With the new Fantastic Beasts and Where to Find Them hitting cinemas this week, I’ve been thinking a lot about the first film. If you haven’t seen it, Newt Scamander has a bunch of magical creatures, who have escaped and are hidden around New York and Newt and his friends need to go find them. (I guess at this point I should throw in a Spoiler Alert, although if you haven’t seen it by now then really it’s your own fault…)
One of these beasts is called the Occamy, a beautiful snake-like creature that will fill any space it’s in – if you put it in a matchbox it will be the size of a match, if you let it into a football stadium it will grow to fill the stadium. In the film, The Occamy has managed to expand to fill a huge room and Newt can’t seem to control it. Luckily, Newt manages to trick the Occamy and lures it into a teapot, where it curls up nice and small and Newt can safely restore the creature to his bag. Crisis averted, well done Eddie Redmayne. But I can’t help but wonder: are we the Occamy in this story?
That’s quite a weird sentence, so I’ll explain: I wonder if we fill the spaces that we’re given, and then we stop. Maybe we have the potential to grow and flourish and fill the whole room, but in our work, in our relationships, in our personal lives, we have been lured into a cosy little teapot and we stay there. It’s appealing to be a big fish in a small pond, to be in a safe little space and feel like you fill it well, but perhaps that’s keeping us from moving on up into a new space – one we could fill just as well if only we took the chance.
So I pose to you three ways in which we can create more space to grow in our lives:
- What are you making space for?
We all have our wish list of things we want to be and do. We want to be more flexible at yoga. We want to learn the guitar. We want to be more creative. We want to be a better friend, a better spouse, a better Christian (whatever that means). But if we don’t make space in our calendars for those things, we’re never going to achieve those goals.
How will we do downward-dog like a pro or play the guitar like Hendrix unless we’re giving ourselves regular time to practise? How will we be more creative if we don’t have space to think and reflect and explore new ideas (I literally came up with this blog while I was waiting for a delayed train – a pocket of time I would never have given myself on purpose which allowed me to let my mind wander). How are we going to be better in our relationships – with friends, with partners, with God – if we don’t spend quality time building those relationships? If there’s something in your life you want to improve, you need to make space for it.
- Where are you not getting the space you need to grow?

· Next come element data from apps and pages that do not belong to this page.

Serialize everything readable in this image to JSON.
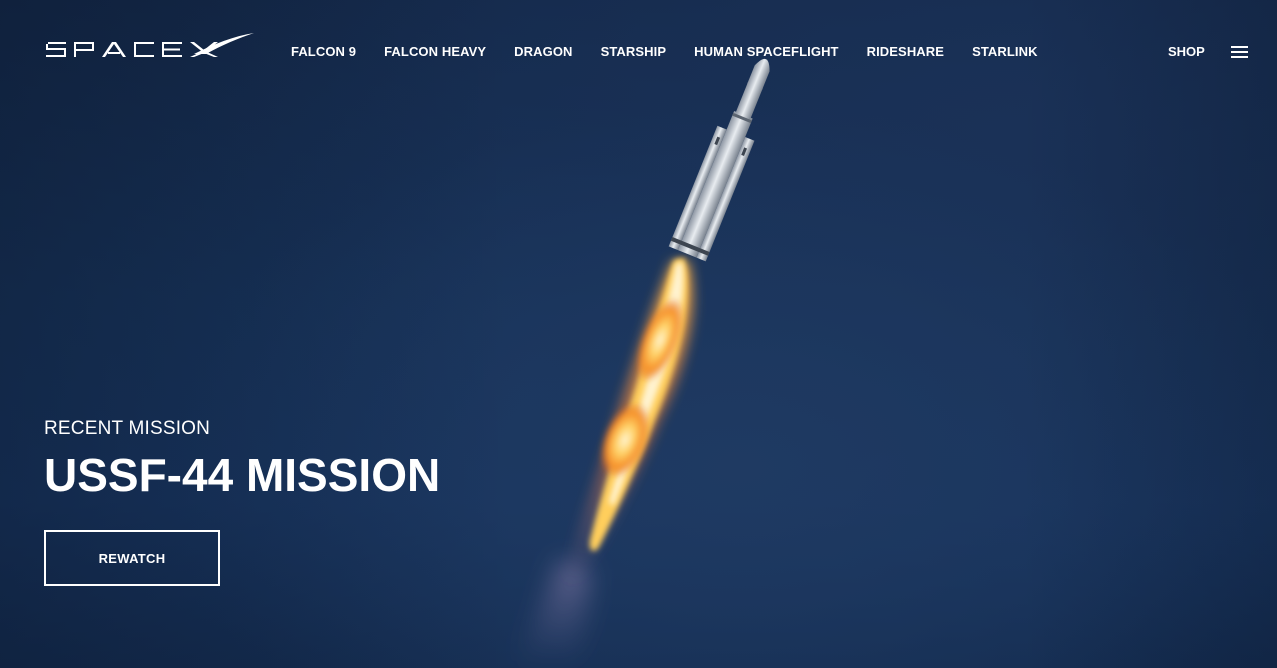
{
  "brand": {
    "logo_text": "SPACEX",
    "logo_icon": "spacex-swoosh-logo"
  },
  "nav": {
    "items": [
      {
        "label": "FALCON 9"
      },
      {
        "label": "FALCON HEAVY"
      },
      {
        "label": "DRAGON"
      },
      {
        "label": "STARSHIP"
      },
      {
        "label": "HUMAN SPACEFLIGHT"
      },
      {
        "label": "RIDESHARE"
      },
      {
        "label": "STARLINK"
      }
    ],
    "shop_label": "SHOP",
    "menu_icon": "hamburger-menu-icon"
  },
  "hero": {
    "eyebrow": "RECENT MISSION",
    "title": "USSF-44 MISSION",
    "cta_label": "REWATCH",
    "background_image": "rocket-launch-photo",
    "colors": {
      "sky": "#17335a",
      "text": "#ffffff"
    }
  }
}
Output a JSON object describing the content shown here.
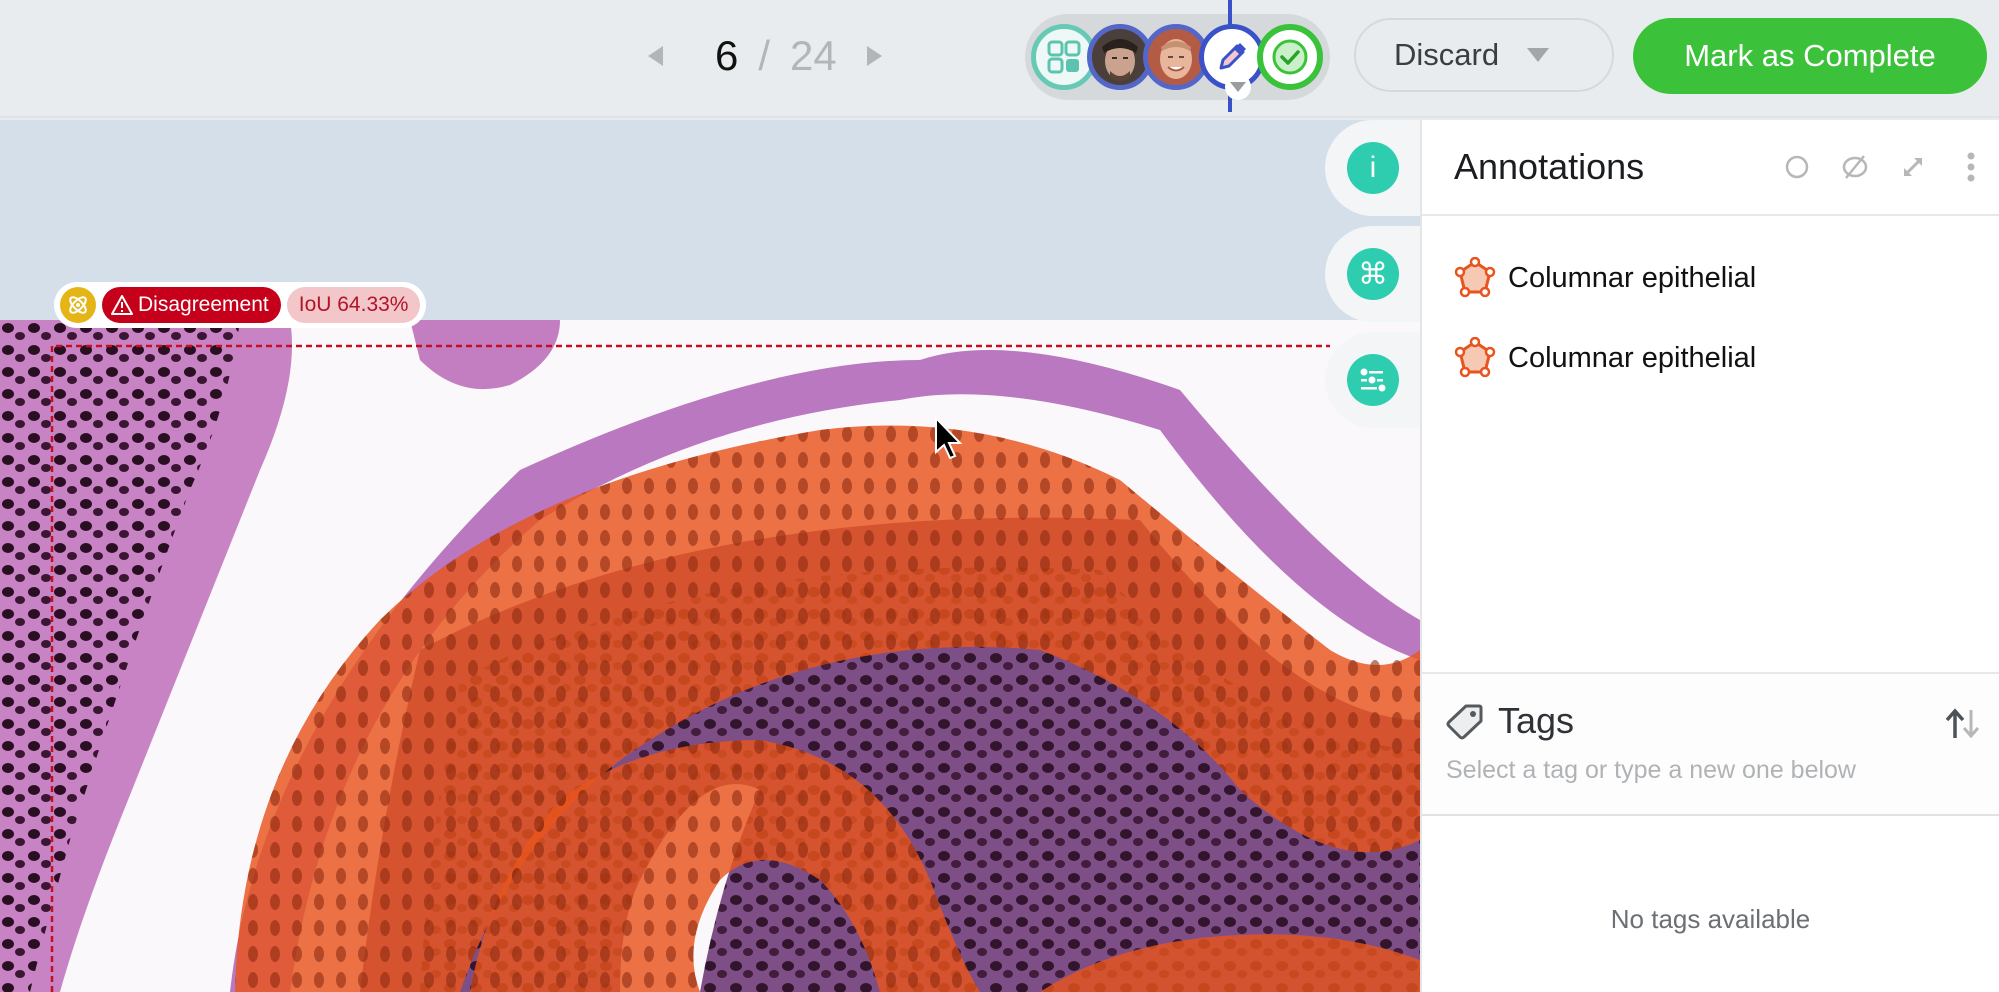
{
  "pager": {
    "current": "6",
    "separator": "/",
    "total": "24"
  },
  "stages": [
    {
      "name": "overview",
      "icon": "grid-icon"
    },
    {
      "name": "annotator-1",
      "icon": "avatar"
    },
    {
      "name": "annotator-2",
      "icon": "avatar"
    },
    {
      "name": "edit",
      "icon": "pencil-icon",
      "active": true
    },
    {
      "name": "complete",
      "icon": "check-circle-icon"
    }
  ],
  "actions": {
    "discard_label": "Discard",
    "complete_label": "Mark as Complete"
  },
  "canvas": {
    "badges": {
      "consensus_icon": "atom-icon",
      "disagreement_label": "Disagreement",
      "iou_label": "IoU 64.33%"
    }
  },
  "side_tools": [
    {
      "name": "info",
      "glyph": "i"
    },
    {
      "name": "shortcuts",
      "glyph": "⌘"
    },
    {
      "name": "settings",
      "glyph": "sliders"
    }
  ],
  "annotations": {
    "title": "Annotations",
    "items": [
      {
        "label": "Columnar epithelial",
        "icon": "polygon-icon",
        "color": "#e8541c"
      },
      {
        "label": "Columnar epithelial",
        "icon": "polygon-icon",
        "color": "#e8541c"
      }
    ]
  },
  "tags": {
    "title": "Tags",
    "placeholder": "Select a tag or type a new one below",
    "empty_text": "No tags available"
  },
  "colors": {
    "accent_teal": "#2ecdaf",
    "complete_green": "#3cc13a",
    "disagreement_red": "#c6001a",
    "annotation_orange": "#e8541c"
  }
}
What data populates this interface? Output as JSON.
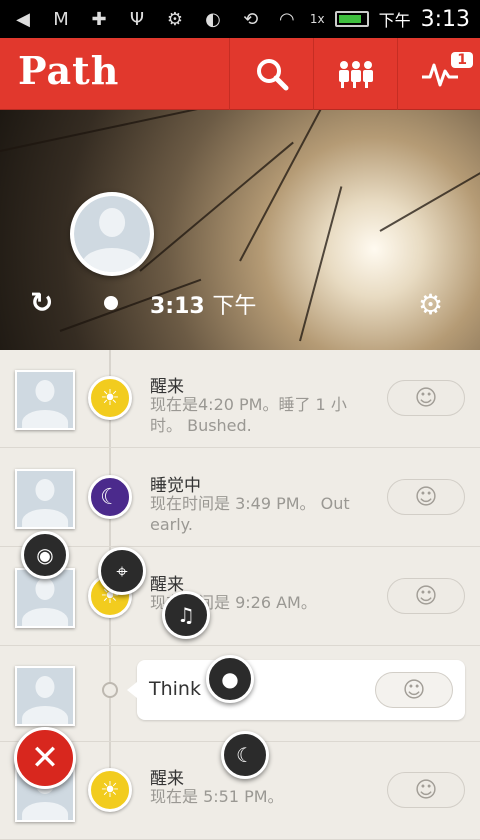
{
  "status_bar": {
    "time": "3:13",
    "period": "下午",
    "signal_text": "1x"
  },
  "app_bar": {
    "logo": "Path",
    "notification_count": "1"
  },
  "header": {
    "time": "3:13",
    "period": "下午"
  },
  "moments": [
    {
      "title": "醒来",
      "desc": "现在是4:20 PM。睡了 1 小时。 Bushed.",
      "type": "sun"
    },
    {
      "title": "睡觉中",
      "desc": "现在时间是 3:49 PM。 Out early.",
      "type": "moon"
    },
    {
      "title": "醒来",
      "desc": "现在时间是 9:26 AM。",
      "type": "sun"
    },
    {
      "title": "Think",
      "desc": "",
      "type": "thought"
    },
    {
      "title": "醒来",
      "desc": "现在是 5:51 PM。",
      "type": "sun"
    }
  ],
  "colors": {
    "brand": "#e1382d",
    "sun": "#f2cc1e",
    "moon": "#4b2a8c"
  }
}
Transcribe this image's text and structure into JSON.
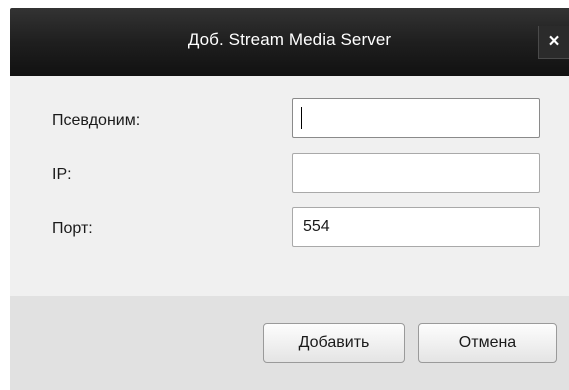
{
  "dialog": {
    "title": "Доб. Stream Media Server",
    "close_label": "×"
  },
  "form": {
    "alias_label": "Псевдоним:",
    "alias_value": "",
    "ip_label": "IP:",
    "ip_value": "",
    "port_label": "Порт:",
    "port_value": "554"
  },
  "footer": {
    "add_label": "Добавить",
    "cancel_label": "Отмена"
  }
}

I’m all for breaking down barriers and smashing glass ceilings, but sometimes our circumstances determine the space we have. Whether at work, in our relationships or in our personal lives, other people influence those spaces. Our bosses have a say in whether or not we have opportunities to progress. Our friendships can help us to build each other up or squish us down into little boxes. Our romantic relationships can be a space in which we are loved and accepted, or a space in which we doubt ourselves and are possibly not even safe.
If you’re not in the right space, if you’re getting smaller and smaller instead of growing and flourishing, it might be time to find a new space. Look for a job that allows you to become what you want to be when you grow up. Spend time with people who make you the best version of yourself, and limit your time with people who bring out the worst in you. Hold yourself to be of worth, and make sure the person you choose to spend your life with is going to help make your life bigger and fuller than if you did it alone. As Nelson Mandela put it, “There is no passion to be found in playing small – in settling for a life that is less than the one you are capable of living.”
- Who are you making space for?
And as we now know that people in power can influence our spaces, so too can we influence how much space others have. If you’re a leader, if you have a voice or power or authority in any situation – be that at work, in your small group, or just in the conversation you’re having – who are you making space for? Who, in this room, could be capable of so much more if only they were given more space to grow into? Who needs to be given the opportunity to step up and do more? You have influence over every almost space you’re in, and if you make sure others feel welcome and valued in that space, you never know who might surprise you with something amazing.
Written by Chloe Satchell-Cobbett, Deputy Editor, Liberti